Participation of CHR in the hearing before the European Court of Justice in the case concerning nominations of Supreme Court judges
On Monday, 6 July 2020, a hearing at the Court of Justice in Luxembourg took place before the Grand Chamber concerning the process of appointment of judges of the Supreme Court (Case C-824/18 A.B. and others). The main question raised in this case is whether the limitation of the effectiveness and then the complete exclusion (in 2018) of the possibility to appeal against the new NCJ appointments is compatible with the EU principle of effective legal protection.
The proceedings were initiated by preliminary questions submitted by the Supreme Administrative Court as a result of appeals filed by those candidates for judges to the Supreme Court, whom the new NCJ refused to recommend. Despite the decisions of the Supreme Administrative Court suspending the execution of NCJ resolutions, they were passed on to the President of the Republic, and the candidates nominated in them received the acts of appointment as Supreme Court judges. The appointments were therefore made in violation of the law, based on non-final and unenforceable motions of the NCJ, and the candidates who received negative opinions of the Council were prevented from carrying out a genuine judicial control of the appointment process. First, already during the selection procedure, the rules were changed and the effectiveness of the appeal (if later admitted) and the reversibility of the situation were radically reduced. Then, the possibility to appeal against NCJ resolutions recommending nominees to the Supreme Court was entirely abolished and the appeal proceedings already pending before the NSA were ordered to be discontinued by law. It appears that the nomination process from 2018 onwards was intentionally designed to ensure that only those supported by political authorities would become judges of the Supreme Court.

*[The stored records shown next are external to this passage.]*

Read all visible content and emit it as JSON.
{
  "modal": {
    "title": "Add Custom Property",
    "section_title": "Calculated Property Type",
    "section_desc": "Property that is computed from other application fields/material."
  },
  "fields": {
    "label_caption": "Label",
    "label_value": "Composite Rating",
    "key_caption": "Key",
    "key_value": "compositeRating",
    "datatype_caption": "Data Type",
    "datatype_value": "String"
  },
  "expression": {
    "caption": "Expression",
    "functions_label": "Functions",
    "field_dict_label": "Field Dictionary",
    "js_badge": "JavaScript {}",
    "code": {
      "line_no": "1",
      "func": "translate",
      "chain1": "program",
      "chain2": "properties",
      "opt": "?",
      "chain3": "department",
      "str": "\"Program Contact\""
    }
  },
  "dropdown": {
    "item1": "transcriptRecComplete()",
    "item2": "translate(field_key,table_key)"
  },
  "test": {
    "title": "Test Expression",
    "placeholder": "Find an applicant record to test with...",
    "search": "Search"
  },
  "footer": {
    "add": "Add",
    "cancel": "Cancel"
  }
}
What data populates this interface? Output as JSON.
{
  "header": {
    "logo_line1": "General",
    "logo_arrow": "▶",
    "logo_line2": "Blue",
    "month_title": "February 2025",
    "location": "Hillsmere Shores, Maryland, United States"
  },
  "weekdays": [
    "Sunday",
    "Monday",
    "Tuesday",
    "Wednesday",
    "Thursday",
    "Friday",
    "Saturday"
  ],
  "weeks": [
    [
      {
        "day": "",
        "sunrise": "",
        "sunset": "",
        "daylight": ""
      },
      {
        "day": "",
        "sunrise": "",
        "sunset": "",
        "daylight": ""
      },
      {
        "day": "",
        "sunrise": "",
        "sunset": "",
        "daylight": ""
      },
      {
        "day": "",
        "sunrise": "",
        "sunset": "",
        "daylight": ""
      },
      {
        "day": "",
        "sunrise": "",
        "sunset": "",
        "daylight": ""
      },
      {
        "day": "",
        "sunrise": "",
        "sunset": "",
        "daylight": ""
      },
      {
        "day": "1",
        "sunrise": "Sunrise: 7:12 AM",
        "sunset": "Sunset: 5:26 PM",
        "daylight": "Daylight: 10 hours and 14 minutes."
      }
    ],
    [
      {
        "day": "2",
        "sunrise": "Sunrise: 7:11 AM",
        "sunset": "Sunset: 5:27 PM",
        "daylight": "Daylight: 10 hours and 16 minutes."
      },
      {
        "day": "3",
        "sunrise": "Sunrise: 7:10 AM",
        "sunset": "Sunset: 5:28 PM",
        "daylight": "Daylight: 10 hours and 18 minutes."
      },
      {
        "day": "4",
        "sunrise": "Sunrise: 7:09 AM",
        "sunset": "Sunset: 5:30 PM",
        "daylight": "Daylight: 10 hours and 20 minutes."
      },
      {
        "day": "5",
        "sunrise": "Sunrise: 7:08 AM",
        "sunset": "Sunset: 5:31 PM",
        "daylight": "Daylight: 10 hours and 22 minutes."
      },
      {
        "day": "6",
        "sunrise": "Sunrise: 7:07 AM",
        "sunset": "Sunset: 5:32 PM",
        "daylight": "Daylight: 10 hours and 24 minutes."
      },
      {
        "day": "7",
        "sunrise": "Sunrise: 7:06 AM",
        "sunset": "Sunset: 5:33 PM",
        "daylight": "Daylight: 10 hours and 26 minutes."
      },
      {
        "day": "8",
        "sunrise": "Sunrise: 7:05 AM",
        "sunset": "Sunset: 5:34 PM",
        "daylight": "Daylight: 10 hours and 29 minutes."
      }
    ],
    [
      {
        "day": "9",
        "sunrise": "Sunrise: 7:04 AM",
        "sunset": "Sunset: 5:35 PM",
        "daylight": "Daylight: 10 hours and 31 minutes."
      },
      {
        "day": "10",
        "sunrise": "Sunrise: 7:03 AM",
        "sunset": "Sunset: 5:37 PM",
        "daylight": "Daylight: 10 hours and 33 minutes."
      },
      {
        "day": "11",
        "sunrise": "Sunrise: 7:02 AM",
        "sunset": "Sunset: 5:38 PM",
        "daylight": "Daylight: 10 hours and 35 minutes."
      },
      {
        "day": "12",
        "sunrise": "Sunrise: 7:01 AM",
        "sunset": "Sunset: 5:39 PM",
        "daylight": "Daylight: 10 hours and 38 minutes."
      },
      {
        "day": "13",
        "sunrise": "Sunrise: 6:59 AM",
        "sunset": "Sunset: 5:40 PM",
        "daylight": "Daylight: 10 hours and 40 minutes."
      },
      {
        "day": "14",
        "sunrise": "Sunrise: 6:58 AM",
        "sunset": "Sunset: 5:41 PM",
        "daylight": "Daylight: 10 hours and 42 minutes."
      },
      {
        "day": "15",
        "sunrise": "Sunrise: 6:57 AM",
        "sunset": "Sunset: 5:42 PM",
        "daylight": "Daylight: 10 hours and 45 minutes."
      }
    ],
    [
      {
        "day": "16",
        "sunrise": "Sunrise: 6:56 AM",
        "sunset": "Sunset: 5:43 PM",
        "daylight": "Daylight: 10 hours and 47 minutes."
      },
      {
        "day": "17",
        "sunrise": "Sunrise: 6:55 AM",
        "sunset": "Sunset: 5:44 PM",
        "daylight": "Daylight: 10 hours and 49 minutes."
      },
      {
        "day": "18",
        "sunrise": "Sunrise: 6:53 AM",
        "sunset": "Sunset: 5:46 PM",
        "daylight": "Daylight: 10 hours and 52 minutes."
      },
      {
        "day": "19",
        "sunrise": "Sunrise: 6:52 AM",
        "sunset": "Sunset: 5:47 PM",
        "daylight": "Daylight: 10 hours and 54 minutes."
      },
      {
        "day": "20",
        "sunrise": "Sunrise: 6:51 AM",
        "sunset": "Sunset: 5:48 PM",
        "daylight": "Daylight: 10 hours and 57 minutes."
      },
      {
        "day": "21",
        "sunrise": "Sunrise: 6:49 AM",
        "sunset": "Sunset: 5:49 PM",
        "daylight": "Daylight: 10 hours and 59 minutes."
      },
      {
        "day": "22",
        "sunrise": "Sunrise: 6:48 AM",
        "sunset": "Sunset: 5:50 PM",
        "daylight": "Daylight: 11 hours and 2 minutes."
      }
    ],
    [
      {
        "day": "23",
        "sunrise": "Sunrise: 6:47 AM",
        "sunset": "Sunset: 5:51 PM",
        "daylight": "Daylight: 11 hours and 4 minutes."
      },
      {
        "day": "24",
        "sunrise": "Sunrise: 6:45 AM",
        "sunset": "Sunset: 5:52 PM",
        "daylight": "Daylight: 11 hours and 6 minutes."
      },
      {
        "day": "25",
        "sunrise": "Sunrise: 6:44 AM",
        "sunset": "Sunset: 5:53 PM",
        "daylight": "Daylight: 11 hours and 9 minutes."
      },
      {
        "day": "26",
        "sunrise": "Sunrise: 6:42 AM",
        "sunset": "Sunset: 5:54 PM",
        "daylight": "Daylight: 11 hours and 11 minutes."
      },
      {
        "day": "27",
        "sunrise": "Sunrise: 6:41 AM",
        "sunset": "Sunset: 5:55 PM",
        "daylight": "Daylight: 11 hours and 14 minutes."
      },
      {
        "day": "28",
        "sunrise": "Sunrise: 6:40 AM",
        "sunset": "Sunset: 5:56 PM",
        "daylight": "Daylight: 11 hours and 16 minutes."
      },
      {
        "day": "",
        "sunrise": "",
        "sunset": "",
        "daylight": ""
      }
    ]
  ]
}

The Commissioner for Human Rights who joined the national case pending before the Supreme Administrative Court is also a party to preliminary proceeding before the European Court of Justice. During the hearing, the discussion focused on the extent to which the qualification procedure to the Supreme Court was covered by the principle of effective legal protection (Article 19(1)(2) TEU) and the impact of the lack of judicial review on the independence and impartiality of judges. The key issue to which the ECJ should respond is to indicate to the referring court the manner of further proceedings, which in turn involves determining whether and, if so, to what extent the principle of effective judicial protection has a direct effect.
The Commissioner’s position in this case was presented at the hearing by Maciej Taborowski, Deputy Commissioner for Human Rights. The basic theses of the submissions can be summarised as follows:
- We are not claiming that Art. 19(1)(2) TEU requires the establishment of a uniform model for the judicial review of the process of appointing judges in all Member States. However, States must, in the light of Article 19 TEU, provide conditions to exclude any reasonable doubt as to the independence of the appointed judges (formula from the ECJ judgment of 19 November 2019 in C-585/18, C-824/18 and C-825/18 A.K. and Others). For this purpose, they may but are not obliged to introduce judicial review of the procedure for appointing judges.
- The specific features of the legal system of a particular Member State may result in that the exclusion of such control may constitute an infringement of Article 19 (1) (2) TEU. Polish law creates a general right to appeal against NCJ resolutions (judgment of the Constitutional Tribunal in Case SK 57/06). This right is not a consequence of the requirements of Article 19(1) (2) TEU itself, but it is rooted in the domestic law.
- In violation of the standards of effective legal protection, judicial review was intentionally and arbitrarily excluded only in relation to a selected category of nomination proceedings (to the Supreme Court), by virtue of the ruling of the Constitutional Tribunal which eliminated such review performed by the Supreme Administrative Court, stating at the same time that such control should be carried out by the Supreme Court (judgment of the Constitutional Tribunal in case K 12/18) and the subsequent legislative amendment of 26 April 2019 which excluded that control completely.
- The national court (Supreme Administrative Court), by virtue of the principle of the primacy of EU law and in the light of the principle of loyal cooperation, should be able to disapply national legislative, administrative or judicial practice impeding the standards of Article 19 (1) (2) TEU.
During the hearing, oral submissions were also made by the applicants' attorneys and representatives of the National Council of the Judiciary, the General Prosecutor's Office, the Republic of Poland (Ministry of Justice), as well as the European Commission.
Akcesoria związane z sądem